## Your objective
Repeat the data that follows, keeping every character intact.

Dataset content: Begin

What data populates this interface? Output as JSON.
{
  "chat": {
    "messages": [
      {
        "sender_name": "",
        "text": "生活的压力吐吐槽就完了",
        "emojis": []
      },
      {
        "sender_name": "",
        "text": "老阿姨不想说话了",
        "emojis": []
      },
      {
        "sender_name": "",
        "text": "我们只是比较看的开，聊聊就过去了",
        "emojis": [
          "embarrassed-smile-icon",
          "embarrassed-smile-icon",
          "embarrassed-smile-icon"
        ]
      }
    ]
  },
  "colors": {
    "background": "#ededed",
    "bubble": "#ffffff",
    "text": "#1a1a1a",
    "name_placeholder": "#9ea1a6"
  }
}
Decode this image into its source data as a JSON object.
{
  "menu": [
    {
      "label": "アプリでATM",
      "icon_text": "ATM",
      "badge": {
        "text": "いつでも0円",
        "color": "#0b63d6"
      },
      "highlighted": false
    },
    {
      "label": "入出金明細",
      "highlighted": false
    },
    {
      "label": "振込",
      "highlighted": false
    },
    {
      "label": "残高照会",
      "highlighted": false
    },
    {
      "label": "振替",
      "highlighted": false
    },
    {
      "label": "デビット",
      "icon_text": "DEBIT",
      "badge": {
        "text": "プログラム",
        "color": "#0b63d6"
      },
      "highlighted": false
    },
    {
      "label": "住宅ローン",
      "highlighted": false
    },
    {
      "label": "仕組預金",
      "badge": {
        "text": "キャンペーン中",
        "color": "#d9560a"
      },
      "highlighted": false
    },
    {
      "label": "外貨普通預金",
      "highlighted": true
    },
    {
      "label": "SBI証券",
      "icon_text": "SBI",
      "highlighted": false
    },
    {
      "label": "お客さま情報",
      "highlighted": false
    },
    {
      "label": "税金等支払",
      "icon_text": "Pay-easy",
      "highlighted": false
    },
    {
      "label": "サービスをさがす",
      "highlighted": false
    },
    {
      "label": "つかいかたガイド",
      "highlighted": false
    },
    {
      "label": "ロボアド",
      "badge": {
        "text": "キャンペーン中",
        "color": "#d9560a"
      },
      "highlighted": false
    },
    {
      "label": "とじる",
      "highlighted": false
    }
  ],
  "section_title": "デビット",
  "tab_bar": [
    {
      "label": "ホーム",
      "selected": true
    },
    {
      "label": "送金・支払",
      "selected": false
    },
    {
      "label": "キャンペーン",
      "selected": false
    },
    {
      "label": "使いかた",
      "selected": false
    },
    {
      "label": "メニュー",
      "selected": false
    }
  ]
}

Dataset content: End

## The completed task
What data populates this interface? Output as JSON.
{
  "chat": {
    "messages": [
      {
        "sender_name": "",
        "text": "生活的压力吐吐槽就完了",
        "emojis": []
      },
      {
        "sender_name": "",
        "text": "老阿姨不想说话了",
        "emojis": []
      },
      {
        "sender_name": "",
        "text": "我们只是比较看的开，聊聊就过去了",
        "emojis": [
          "embarrassed-smile-icon",
          "embarrassed-smile-icon",
          "embarrassed-smile-icon"
        ]
      }
    ]
  },
  "colors": {
    "background": "#ededed",
    "bubble": "#ffffff",
    "text": "#1a1a1a",
    "name_placeholder": "#9ea1a6"
  }
}
Decode this image into its source data as a JSON object.
{
  "menu": [
    {
      "label": "アプリでATM",
      "icon_text": "ATM",
      "badge": {
        "text": "いつでも0円",
        "color": "#0b63d6"
      },
      "highlighted": false
    },
    {
      "label": "入出金明細",
      "highlighted": false
    },
    {
      "label": "振込",
      "highlighted": false
    },
    {
      "label": "残高照会",
      "highlighted": false
    },
    {
      "label": "振替",
      "highlighted": false
    },
    {
      "label": "デビット",
      "icon_text": "DEBIT",
      "badge": {
        "text": "プログラム",
        "color": "#0b63d6"
      },
      "highlighted": false
    },
    {
      "label": "住宅ローン",
      "highlighted": false
    },
    {
      "label": "仕組預金",
      "badge": {
        "text": "キャンペーン中",
        "color": "#d9560a"
      },
      "highlighted": false
    },
    {
      "label": "外貨普通預金",
      "highlighted": true
    },
    {
      "label": "SBI証券",
      "icon_text": "SBI",
      "highlighted": false
    },
    {
      "label": "お客さま情報",
      "highlighted": false
    },
    {
      "label": "税金等支払",
      "icon_text": "Pay-easy",
      "highlighted": false
    },
    {
      "label": "サービスをさがす",
      "highlighted": false
    },
    {
      "label": "つかいかたガイド",
      "highlighted": false
    },
    {
      "label": "ロボアド",
      "badge": {
        "text": "キャンペーン中",
        "color": "#d9560a"
      },
      "highlighted": false
    },
    {
      "label": "とじる",
      "highlighted": false
    }
  ],
  "section_title": "デビット",
  "tab_bar": [
    {
      "label": "ホーム",
      "selected": true
    },
    {
      "label": "送金・支払",
      "selected": false
    },
    {
      "label": "キャンペーン",
      "selected": false
    },
    {
      "label": "使いかた",
      "selected": false
    },
    {
      "label": "メニュー",
      "selected": false
    }
  ]
}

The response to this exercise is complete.